─── RECORDS PROVIDED ───

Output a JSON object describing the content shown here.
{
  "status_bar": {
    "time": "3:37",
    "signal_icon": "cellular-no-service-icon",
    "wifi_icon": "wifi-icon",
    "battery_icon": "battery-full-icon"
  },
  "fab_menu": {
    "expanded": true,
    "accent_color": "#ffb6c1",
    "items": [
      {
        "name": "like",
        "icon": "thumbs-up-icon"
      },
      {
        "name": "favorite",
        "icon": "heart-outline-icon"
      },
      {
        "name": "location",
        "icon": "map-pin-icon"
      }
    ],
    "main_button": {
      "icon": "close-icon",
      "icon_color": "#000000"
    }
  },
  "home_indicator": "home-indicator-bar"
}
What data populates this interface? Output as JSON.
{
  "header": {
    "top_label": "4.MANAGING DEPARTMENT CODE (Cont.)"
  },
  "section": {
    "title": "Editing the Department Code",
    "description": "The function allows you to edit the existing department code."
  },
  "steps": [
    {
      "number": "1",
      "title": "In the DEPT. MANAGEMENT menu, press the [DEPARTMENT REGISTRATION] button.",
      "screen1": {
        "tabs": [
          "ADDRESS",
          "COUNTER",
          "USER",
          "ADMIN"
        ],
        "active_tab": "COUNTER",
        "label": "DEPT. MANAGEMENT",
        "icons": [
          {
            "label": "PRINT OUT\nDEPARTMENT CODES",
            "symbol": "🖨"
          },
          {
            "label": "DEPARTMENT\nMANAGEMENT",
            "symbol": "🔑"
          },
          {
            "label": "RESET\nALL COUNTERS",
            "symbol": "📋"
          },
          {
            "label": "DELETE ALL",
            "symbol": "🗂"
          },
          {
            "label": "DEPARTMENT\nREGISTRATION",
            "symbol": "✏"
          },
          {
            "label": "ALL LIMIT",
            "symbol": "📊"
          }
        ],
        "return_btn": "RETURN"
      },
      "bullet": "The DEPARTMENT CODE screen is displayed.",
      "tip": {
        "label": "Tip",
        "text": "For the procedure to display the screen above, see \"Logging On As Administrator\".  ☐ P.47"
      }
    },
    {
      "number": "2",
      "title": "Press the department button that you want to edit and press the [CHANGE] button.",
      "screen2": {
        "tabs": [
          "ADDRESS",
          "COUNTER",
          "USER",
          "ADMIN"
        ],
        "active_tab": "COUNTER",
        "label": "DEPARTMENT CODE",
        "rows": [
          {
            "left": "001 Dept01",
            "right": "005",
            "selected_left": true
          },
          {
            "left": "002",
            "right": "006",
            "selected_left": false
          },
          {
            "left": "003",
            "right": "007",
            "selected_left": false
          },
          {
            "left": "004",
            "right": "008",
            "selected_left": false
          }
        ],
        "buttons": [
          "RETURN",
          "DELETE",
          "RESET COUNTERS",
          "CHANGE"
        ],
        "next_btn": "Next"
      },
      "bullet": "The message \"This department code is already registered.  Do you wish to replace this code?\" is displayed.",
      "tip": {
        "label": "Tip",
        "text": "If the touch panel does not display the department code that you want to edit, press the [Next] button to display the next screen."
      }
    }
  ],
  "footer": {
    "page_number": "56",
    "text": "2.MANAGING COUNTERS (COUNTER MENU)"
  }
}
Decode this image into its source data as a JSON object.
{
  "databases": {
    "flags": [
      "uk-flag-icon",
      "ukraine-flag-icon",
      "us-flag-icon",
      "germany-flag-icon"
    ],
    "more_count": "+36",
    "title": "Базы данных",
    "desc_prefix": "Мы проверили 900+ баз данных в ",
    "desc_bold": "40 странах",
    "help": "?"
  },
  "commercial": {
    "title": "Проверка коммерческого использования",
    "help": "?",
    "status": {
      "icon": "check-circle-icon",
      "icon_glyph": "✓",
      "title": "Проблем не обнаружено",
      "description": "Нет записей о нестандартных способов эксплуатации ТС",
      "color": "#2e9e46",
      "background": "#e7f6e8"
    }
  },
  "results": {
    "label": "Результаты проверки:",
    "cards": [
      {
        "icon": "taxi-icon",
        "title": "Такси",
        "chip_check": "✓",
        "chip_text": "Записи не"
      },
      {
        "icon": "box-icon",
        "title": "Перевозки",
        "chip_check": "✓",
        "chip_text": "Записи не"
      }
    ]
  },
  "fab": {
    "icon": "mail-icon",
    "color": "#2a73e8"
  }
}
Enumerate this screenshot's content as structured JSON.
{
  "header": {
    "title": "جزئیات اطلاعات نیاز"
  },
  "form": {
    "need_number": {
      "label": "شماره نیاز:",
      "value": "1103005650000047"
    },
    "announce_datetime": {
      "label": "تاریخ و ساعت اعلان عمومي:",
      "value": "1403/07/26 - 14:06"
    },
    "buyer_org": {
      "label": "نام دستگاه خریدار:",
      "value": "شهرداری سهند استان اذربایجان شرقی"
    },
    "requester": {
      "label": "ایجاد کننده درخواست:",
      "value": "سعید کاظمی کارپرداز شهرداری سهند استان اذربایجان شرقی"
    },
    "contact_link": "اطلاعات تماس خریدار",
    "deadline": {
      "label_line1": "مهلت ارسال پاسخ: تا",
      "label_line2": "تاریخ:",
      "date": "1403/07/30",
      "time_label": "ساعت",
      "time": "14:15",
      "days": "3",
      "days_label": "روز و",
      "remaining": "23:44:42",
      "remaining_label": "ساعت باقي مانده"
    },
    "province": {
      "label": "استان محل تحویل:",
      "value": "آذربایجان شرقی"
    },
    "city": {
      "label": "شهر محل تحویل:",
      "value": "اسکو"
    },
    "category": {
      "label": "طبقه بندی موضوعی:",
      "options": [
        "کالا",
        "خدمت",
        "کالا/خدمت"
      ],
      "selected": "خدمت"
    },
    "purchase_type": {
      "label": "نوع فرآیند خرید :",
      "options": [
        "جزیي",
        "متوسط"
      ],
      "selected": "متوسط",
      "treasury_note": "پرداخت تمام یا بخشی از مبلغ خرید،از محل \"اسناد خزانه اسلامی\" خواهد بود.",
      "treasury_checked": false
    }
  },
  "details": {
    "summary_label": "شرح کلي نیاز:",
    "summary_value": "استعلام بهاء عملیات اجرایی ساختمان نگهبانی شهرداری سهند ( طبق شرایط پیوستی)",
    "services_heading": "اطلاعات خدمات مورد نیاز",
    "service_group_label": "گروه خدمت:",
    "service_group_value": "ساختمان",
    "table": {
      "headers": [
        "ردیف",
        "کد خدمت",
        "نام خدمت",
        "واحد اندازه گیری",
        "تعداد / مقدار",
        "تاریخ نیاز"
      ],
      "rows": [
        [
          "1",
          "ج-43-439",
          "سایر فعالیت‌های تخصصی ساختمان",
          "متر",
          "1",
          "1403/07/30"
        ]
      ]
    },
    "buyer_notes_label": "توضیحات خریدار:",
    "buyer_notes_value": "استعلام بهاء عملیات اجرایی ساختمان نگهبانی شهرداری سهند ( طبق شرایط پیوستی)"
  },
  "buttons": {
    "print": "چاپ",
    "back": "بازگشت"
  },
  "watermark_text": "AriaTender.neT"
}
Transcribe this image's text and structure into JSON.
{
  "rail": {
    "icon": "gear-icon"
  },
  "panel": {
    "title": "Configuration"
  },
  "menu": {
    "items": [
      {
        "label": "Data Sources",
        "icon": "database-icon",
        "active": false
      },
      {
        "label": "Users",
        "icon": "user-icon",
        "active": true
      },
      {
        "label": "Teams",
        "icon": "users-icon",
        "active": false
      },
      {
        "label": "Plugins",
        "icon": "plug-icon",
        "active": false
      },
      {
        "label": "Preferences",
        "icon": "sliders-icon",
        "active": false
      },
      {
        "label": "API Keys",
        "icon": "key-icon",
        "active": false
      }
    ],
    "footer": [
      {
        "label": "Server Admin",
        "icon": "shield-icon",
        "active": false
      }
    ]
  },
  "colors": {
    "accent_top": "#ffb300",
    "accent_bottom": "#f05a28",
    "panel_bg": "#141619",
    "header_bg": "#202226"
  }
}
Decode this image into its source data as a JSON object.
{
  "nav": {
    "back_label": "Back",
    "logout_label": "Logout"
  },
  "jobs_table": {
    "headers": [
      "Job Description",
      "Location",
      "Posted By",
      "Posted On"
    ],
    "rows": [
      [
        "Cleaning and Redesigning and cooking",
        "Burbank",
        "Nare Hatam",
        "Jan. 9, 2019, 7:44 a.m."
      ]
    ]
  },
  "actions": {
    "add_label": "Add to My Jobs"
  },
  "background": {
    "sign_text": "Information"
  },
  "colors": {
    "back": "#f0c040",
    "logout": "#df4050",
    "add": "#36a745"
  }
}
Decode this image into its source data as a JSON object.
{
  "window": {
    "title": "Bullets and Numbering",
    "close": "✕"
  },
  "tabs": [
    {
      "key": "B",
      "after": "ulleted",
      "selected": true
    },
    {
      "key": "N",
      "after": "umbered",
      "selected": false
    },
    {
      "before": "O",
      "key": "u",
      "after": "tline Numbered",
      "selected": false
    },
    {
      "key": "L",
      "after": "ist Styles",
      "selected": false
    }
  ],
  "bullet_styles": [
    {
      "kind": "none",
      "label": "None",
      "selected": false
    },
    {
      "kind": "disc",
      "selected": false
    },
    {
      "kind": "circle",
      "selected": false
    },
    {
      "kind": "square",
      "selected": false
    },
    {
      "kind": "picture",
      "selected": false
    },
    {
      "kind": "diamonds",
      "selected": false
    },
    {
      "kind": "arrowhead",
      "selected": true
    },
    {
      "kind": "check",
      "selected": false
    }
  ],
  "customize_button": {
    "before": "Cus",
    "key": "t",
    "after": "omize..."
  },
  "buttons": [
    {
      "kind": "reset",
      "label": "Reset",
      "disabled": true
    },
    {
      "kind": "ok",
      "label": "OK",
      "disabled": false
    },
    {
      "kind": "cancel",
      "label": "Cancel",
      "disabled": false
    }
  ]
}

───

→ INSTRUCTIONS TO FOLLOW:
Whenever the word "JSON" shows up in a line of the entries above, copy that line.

→ REPLY:
Output a JSON object describing the content shown here.
What data populates this interface? Output as JSON.
Decode this image into its source data as a JSON object.
Enumerate this screenshot's content as structured JSON.
Transcribe this image's text and structure into JSON.
Decode this image into its source data as a JSON object.
Decode this image into its source data as a JSON object.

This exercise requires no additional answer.